▶ YOUR TASK:
Would you print every entry exactly as it appears?

App and web page records
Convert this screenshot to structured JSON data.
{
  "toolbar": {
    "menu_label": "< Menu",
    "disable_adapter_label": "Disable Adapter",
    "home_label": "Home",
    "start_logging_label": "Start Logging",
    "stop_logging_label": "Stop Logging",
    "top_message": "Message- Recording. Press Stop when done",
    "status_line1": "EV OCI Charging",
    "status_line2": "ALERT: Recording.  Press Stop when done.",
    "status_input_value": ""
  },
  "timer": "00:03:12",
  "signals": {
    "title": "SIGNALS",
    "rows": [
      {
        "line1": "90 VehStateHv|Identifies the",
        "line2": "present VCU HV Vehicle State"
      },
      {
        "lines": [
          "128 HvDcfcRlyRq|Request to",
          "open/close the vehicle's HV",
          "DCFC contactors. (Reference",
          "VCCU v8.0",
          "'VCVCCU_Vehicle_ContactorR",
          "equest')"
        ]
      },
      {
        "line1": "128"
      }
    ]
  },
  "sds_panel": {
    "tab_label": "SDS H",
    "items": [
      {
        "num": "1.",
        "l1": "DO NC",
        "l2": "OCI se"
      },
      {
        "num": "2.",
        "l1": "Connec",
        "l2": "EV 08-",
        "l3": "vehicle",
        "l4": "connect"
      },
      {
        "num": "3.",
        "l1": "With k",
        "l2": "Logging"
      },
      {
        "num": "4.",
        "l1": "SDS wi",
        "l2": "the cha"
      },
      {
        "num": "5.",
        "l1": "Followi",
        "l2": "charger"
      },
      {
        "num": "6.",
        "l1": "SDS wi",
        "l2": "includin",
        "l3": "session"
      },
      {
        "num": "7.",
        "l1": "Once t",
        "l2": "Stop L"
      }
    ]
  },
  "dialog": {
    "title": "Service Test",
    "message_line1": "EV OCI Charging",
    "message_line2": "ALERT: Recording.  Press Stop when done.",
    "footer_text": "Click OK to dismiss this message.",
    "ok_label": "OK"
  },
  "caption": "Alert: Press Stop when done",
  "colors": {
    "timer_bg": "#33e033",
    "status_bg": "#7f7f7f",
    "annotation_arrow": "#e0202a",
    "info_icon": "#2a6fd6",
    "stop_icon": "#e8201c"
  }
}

▶ RESPONSE TO THIS TASK:
Convert this screenshot to structured JSON data.
{
  "toolbar": {
    "menu_label": "< Menu",
    "disable_adapter_label": "Disable Adapter",
    "home_label": "Home",
    "start_logging_label": "Start Logging",
    "stop_logging_label": "Stop Logging",
    "top_message": "Message- Recording. Press Stop when done",
    "status_line1": "EV OCI Charging",
    "status_line2": "ALERT: Recording.  Press Stop when done.",
    "status_input_value": ""
  },
  "timer": "00:03:12",
  "signals": {
    "title": "SIGNALS",
    "rows": [
      {
        "line1": "90 VehStateHv|Identifies the",
        "line2": "present VCU HV Vehicle State"
      },
      {
        "lines": [
          "128 HvDcfcRlyRq|Request to",
          "open/close the vehicle's HV",
          "DCFC contactors. (Reference",
          "VCCU v8.0",
          "'VCVCCU_Vehicle_ContactorR",
          "equest')"
        ]
      },
      {
        "line1": "128"
      }
    ]
  },
  "sds_panel": {
    "tab_label": "SDS H",
    "items": [
      {
        "num": "1.",
        "l1": "DO NC",
        "l2": "OCI se"
      },
      {
        "num": "2.",
        "l1": "Connec",
        "l2": "EV 08-",
        "l3": "vehicle",
        "l4": "connect"
      },
      {
        "num": "3.",
        "l1": "With k",
        "l2": "Logging"
      },
      {
        "num": "4.",
        "l1": "SDS wi",
        "l2": "the cha"
      },
      {
        "num": "5.",
        "l1": "Followi",
        "l2": "charger"
      },
      {
        "num": "6.",
        "l1": "SDS wi",
        "l2": "includin",
        "l3": "session"
      },
      {
        "num": "7.",
        "l1": "Once t",
        "l2": "Stop L"
      }
    ]
  },
  "dialog": {
    "title": "Service Test",
    "message_line1": "EV OCI Charging",
    "message_line2": "ALERT: Recording.  Press Stop when done.",
    "footer_text": "Click OK to dismiss this message.",
    "ok_label": "OK"
  },
  "caption": "Alert: Press Stop when done",
  "colors": {
    "timer_bg": "#33e033",
    "status_bg": "#7f7f7f",
    "annotation_arrow": "#e0202a",
    "info_icon": "#2a6fd6",
    "stop_icon": "#e8201c"
  }
}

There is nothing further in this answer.